    1. Bro, basically rules are pre-defined, until unless your creating a new one. If indeed your creating a new rule of your own then its obvious it will go on OSSEC Server.


    2. Enter in local_rules else upgrades will overwrite.

      Mileage varies...

  3. I know this is kind of an old posting... but I am using OSSEC and having a little trouble. I have the server running and the agent running on a test box which is a replica of our production web server. I installed an agent on the test server and configured it to connect with the OSSEC server. Gave it a new key and it connects just fine to the server. Within the agent config on the test server, I modified the config file to watch a folder that has a few text files in it just for testing. I restarted the agent after adding the directory and then the line in the config. After I did this, I changed the name of the test text files within the directory and for some reason I am not receiving any alarms from OSSEC. I know the email are configured properly because I receive emails whenever I make updates or changes to the system. Is there something I am missing? Thanks!

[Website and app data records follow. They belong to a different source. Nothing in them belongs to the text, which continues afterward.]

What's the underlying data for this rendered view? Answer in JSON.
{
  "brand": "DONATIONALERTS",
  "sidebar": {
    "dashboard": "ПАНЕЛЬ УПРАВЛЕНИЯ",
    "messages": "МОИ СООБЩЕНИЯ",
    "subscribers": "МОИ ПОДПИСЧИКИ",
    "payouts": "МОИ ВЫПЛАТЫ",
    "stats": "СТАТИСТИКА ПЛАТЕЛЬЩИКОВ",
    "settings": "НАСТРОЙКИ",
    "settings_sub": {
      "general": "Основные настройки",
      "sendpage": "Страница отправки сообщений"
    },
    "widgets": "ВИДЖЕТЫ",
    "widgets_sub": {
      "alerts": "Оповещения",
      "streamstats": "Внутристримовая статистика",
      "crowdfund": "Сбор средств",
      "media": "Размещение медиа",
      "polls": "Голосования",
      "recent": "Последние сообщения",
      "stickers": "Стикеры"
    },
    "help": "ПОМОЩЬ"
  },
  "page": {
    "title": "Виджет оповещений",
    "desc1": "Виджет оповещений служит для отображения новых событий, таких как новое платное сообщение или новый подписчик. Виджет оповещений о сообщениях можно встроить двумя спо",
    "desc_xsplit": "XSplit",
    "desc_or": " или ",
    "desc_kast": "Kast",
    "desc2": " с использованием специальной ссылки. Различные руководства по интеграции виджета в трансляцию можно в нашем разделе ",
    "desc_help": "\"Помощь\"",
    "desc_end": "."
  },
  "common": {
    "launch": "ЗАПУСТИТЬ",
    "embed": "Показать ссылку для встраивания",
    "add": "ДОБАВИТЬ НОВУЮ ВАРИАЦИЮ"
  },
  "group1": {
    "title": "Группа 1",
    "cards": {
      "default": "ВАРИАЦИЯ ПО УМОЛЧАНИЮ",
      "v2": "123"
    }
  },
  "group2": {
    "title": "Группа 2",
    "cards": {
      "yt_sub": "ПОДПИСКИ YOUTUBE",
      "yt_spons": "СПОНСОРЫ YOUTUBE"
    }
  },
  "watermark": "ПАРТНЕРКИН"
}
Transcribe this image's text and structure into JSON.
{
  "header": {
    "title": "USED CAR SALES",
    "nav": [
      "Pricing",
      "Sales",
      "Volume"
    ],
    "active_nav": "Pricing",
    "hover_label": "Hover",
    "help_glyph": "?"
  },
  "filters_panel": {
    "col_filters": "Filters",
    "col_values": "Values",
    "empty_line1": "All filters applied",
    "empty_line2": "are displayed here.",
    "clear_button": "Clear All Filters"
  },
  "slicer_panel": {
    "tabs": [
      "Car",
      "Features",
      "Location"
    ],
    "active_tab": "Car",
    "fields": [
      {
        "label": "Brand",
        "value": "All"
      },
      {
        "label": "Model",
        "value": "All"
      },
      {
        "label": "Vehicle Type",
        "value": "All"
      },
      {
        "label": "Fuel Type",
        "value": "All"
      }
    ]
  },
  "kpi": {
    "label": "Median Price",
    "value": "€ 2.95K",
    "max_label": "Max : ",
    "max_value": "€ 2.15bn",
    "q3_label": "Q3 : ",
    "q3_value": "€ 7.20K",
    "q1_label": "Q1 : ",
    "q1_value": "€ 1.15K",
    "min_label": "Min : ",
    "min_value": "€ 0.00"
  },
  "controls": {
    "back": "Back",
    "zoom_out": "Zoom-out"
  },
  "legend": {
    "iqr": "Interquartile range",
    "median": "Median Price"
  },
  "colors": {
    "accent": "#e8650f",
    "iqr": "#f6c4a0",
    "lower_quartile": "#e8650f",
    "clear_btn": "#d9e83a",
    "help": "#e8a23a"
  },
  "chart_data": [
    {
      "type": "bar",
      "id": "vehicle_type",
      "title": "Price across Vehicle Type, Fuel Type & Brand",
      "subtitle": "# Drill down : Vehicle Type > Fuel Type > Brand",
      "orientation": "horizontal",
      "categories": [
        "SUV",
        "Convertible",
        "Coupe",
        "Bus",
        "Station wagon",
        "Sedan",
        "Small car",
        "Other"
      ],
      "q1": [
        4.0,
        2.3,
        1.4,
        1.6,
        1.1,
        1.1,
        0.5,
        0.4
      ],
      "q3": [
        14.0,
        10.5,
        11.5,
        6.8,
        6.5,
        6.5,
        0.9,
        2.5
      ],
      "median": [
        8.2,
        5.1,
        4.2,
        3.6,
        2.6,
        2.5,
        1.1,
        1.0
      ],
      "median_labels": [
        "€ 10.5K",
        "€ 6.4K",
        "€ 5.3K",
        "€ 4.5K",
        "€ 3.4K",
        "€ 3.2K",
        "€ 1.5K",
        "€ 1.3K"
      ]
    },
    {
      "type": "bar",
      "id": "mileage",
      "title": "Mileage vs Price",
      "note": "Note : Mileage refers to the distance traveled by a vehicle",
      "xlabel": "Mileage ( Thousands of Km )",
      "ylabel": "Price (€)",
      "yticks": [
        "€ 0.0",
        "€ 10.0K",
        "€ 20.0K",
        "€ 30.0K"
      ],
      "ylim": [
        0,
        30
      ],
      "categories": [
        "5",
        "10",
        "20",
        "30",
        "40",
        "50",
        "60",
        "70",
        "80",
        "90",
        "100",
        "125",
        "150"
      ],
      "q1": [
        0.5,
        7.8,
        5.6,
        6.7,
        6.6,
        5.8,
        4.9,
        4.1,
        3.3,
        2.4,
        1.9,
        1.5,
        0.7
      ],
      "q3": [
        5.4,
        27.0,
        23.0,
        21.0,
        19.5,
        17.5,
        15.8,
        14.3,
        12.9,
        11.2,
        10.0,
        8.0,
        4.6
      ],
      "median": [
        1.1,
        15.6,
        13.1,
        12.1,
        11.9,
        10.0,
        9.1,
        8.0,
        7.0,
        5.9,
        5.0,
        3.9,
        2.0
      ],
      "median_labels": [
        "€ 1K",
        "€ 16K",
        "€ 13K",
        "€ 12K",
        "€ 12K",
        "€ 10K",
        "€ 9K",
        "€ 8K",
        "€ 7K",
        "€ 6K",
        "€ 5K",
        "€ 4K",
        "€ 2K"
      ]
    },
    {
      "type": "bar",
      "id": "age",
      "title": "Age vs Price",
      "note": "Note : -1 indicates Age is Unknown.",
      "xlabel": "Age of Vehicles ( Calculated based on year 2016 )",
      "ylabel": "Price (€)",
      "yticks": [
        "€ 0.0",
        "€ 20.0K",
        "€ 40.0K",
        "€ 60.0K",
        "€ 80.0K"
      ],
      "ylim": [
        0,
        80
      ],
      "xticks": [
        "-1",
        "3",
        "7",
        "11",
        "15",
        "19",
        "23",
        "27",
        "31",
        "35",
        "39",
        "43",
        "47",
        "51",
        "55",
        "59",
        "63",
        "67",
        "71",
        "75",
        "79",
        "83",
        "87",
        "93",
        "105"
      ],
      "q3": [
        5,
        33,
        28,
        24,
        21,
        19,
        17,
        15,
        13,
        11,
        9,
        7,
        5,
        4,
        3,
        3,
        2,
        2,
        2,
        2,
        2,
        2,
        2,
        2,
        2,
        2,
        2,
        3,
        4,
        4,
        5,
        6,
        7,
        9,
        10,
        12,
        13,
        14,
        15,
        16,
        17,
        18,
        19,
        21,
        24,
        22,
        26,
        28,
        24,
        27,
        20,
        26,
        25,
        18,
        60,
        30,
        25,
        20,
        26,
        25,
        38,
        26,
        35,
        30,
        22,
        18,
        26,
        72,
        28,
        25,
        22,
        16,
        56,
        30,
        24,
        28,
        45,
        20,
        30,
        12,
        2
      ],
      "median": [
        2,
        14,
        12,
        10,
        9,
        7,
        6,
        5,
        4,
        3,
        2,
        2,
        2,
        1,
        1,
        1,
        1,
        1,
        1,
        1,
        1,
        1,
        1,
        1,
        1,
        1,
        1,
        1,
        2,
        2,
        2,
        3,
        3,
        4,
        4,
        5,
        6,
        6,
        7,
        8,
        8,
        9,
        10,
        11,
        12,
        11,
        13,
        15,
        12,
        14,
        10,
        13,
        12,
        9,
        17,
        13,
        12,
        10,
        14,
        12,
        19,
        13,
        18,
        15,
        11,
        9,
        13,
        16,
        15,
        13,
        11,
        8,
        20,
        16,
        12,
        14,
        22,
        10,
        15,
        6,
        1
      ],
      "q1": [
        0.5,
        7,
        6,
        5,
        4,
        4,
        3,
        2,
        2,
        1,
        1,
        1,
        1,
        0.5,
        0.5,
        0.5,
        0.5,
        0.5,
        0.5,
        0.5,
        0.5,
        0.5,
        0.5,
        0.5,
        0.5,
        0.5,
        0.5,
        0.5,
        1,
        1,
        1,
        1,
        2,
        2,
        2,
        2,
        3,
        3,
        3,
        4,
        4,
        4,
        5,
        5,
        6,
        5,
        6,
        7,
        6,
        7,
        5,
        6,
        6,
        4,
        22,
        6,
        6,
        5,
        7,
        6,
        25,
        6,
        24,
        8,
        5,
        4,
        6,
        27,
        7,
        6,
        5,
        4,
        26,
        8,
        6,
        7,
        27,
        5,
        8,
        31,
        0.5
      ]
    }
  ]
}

    1. Make your alert settings in server. Works fine for me. I have different agents monitoring and alerting on different directory structures, i.e web servers vs. ftp servers vs app servers vs utility servers.

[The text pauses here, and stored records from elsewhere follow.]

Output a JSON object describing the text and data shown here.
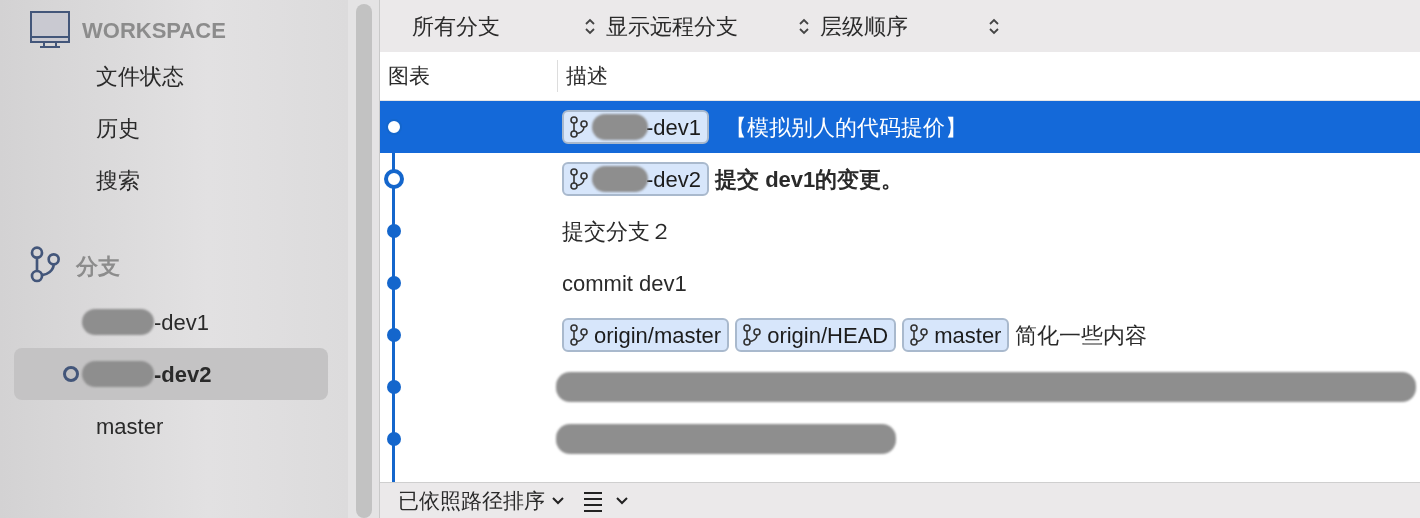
{
  "sidebar": {
    "workspace": {
      "title": "WORKSPACE",
      "items": [
        {
          "label": "文件状态"
        },
        {
          "label": "历史"
        },
        {
          "label": "搜索"
        }
      ]
    },
    "branches": {
      "title": "分支",
      "items": [
        {
          "label": "-dev1",
          "redacted": true,
          "current": false,
          "selected": false
        },
        {
          "label": "-dev2",
          "redacted": true,
          "current": true,
          "selected": true
        },
        {
          "label": "master",
          "redacted": false,
          "current": false,
          "selected": false
        }
      ]
    }
  },
  "toolbar": {
    "filters": [
      {
        "label": "所有分支"
      },
      {
        "label": "显示远程分支"
      },
      {
        "label": "层级顺序"
      }
    ]
  },
  "table": {
    "columns": [
      "图表",
      "描述"
    ],
    "rows": [
      {
        "kind": "open",
        "selected": true,
        "bold": false,
        "tags": [
          {
            "label": "-dev1",
            "redacted": true
          }
        ],
        "description": "【模拟别人的代码提价】"
      },
      {
        "kind": "current",
        "selected": false,
        "bold": true,
        "tags": [
          {
            "label": "-dev2",
            "redacted": true
          }
        ],
        "description": "提交 dev1的变更。"
      },
      {
        "kind": "dot",
        "selected": false,
        "bold": false,
        "tags": [],
        "description": "提交分支２"
      },
      {
        "kind": "dot",
        "selected": false,
        "bold": false,
        "tags": [],
        "description": "commit dev1"
      },
      {
        "kind": "dot",
        "selected": false,
        "bold": false,
        "tags": [
          {
            "label": "origin/master",
            "redacted": false
          },
          {
            "label": "origin/HEAD",
            "redacted": false
          },
          {
            "label": "master",
            "redacted": false
          }
        ],
        "description": "简化一些内容"
      },
      {
        "kind": "dot",
        "selected": false,
        "bold": false,
        "tags": []
      },
      {
        "kind": "dot",
        "selected": false,
        "bold": false,
        "tags": []
      }
    ]
  },
  "status_bar": {
    "sort": "已依照路径排序"
  }
}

      Did you set yes on the agent?

      Then in the agent's parameter: realtime="yes" report_changes="yes" ?

    2. That first question did not post properly....Let's try a backslash within the <...


    3. D'oh, nor the second question...another backslash...

      Then in the agents <\directory> parameter......

  4. Hey man! I want to just write 1 decoder parameters, then we can change this parameter to become decoder others how.

  5. Daily I receive "no processor found " string to my email ID from ossec.conf which i configured locally . how to write a rule such a way above string will not come to email ID
    . Please help me in writing a rule in ossec. please give me example to implement